* [INFORMATION SUPPLIED]:
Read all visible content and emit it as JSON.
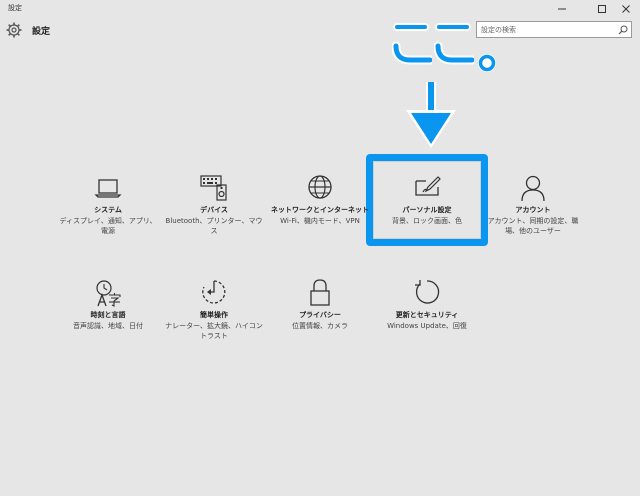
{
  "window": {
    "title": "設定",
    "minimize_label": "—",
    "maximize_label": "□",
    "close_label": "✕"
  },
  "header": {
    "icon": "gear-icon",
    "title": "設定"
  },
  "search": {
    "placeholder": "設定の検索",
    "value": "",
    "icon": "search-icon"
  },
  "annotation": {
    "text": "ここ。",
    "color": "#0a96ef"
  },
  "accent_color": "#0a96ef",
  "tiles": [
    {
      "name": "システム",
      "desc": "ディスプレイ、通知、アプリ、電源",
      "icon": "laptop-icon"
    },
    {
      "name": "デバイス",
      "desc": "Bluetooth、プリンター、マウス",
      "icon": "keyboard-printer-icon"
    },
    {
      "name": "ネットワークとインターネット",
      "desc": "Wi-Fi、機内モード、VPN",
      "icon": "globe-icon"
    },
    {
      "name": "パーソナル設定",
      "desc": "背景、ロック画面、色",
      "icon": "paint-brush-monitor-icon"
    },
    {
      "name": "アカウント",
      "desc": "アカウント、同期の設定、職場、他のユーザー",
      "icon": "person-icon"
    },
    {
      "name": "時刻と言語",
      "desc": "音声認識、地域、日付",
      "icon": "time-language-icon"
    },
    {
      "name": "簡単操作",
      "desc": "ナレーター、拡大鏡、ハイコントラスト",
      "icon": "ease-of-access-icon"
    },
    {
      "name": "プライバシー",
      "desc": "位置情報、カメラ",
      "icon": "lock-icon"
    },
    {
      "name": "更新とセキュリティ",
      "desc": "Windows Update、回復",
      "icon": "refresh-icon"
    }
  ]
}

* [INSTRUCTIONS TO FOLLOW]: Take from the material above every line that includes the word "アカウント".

* [RESPONSE TO THIS EXERCISE]:
      "name": "アカウント",
      "desc": "アカウント、同期の設定、職場、他のユーザー",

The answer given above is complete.